In an open letter today, Apple apologized for secretly throttling CPU performance in iPhones with older batteries. The letter is also a clarification to a lot of misunderstanding among customers regarding iPhone performance, followed by a discounted price on battery replacement on older iPhones.
While the purpose of slowing down older iPhones isn’t aimed at forced device upgrades, according to Apple, the act is inclined towards managing the lithium-ion battery efficiency, which is consumed as part of battery’s chemical aging process.
Apple explains the chemical aging process of a lithium-ion battery, which is common across the industry, in the letter as follows.
All rechargeable batteries are consumable components that become less effective as they chemically age and their ability to hold a charge diminishes. Time and the number of times a battery has been charged are not the only factors in this chemical aging process.
Device use also affects the performance of a battery over its lifespan. For example, leaving or charging a battery in a hot environment can cause a battery to age faster. These are characteristics of battery chemistry, common to lithium-ion batteries across the industry.

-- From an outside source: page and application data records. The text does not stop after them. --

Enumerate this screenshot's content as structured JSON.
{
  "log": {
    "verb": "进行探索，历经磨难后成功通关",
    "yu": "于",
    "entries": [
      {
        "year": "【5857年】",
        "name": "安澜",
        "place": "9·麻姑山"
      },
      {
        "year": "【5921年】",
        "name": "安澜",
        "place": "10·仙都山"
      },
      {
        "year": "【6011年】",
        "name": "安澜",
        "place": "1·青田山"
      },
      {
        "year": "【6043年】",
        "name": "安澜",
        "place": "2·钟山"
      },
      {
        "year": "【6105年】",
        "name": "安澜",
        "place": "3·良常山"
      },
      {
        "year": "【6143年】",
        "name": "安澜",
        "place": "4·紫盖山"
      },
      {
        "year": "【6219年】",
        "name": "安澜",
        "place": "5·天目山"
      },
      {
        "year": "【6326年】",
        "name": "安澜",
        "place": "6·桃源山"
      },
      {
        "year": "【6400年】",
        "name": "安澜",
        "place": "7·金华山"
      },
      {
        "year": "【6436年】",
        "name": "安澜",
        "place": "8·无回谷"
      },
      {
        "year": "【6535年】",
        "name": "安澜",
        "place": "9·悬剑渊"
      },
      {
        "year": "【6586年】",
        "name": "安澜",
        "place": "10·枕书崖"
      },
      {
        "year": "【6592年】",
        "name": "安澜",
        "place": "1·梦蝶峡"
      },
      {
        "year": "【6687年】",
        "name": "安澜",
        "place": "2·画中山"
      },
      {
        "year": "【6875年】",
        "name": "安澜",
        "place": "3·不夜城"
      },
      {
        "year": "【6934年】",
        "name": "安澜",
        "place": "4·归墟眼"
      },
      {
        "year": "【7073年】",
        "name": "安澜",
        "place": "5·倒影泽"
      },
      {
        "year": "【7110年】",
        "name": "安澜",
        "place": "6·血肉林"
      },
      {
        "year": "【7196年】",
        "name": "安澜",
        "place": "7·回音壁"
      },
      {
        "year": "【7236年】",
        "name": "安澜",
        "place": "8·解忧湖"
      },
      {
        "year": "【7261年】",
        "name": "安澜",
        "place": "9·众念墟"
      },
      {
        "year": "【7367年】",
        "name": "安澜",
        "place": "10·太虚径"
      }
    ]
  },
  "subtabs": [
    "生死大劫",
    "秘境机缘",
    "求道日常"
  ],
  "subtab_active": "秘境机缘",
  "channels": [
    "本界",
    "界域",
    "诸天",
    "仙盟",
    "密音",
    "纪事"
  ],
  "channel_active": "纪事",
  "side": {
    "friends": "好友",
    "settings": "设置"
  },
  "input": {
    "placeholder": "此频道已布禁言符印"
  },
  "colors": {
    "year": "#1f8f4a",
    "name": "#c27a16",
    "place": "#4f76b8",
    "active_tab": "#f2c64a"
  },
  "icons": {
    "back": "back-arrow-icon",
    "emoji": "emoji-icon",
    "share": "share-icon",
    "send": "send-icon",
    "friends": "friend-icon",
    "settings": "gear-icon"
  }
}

A chemically aged battery also becomes less capable of delivering peak energy loads, especially in a low state of charge, which may result in a device unexpectedly shutting itself down in some situations.
A new support article, iPhone Battery and Performance, does its best at explaining iPhone’s battery and the factors affecting its performance.
Apple also admitted that in iOS 10.2.1 it improved the power management during peak workloads to avoid unexpected shutdowns from ruining the entire user experience on iPhone SE, iPhone 6, and iPhone 6s devices. As a result, the slow down in performance.
About a year ago in iOS 10.2.1, we delivered a software update that improves power management during peak workloads to avoid unexpected shutdowns on iPhone 6, iPhone 6 Plus, iPhone 6s, iPhone 6s Plus, and iPhone SE. With the update, iOS dynamically manages the maximum performance of some system components when needed to prevent a shutdown. While these changes may go unnoticed, in some cases users may experience longer launch times for apps and other reductions in performance.
The same update was issued to iPhone 7 and iPhone 7 Plus in iOS 11.2, says Apple.
The Big A also mentioned that it will be offering battery replacement for out-of-warranty iPhones at a very reduced price, starting late January 2018. Customers with iPhone 6 or later will be eligible to replace their batteries for as low as $29, which is $50 less than the actual $79 price point. This is valid worldwide until December 2018, though.
In addition, Apple also announced that it will be issuing a software update that will provide users with more transparency to the iPhone’s battery health, early next year.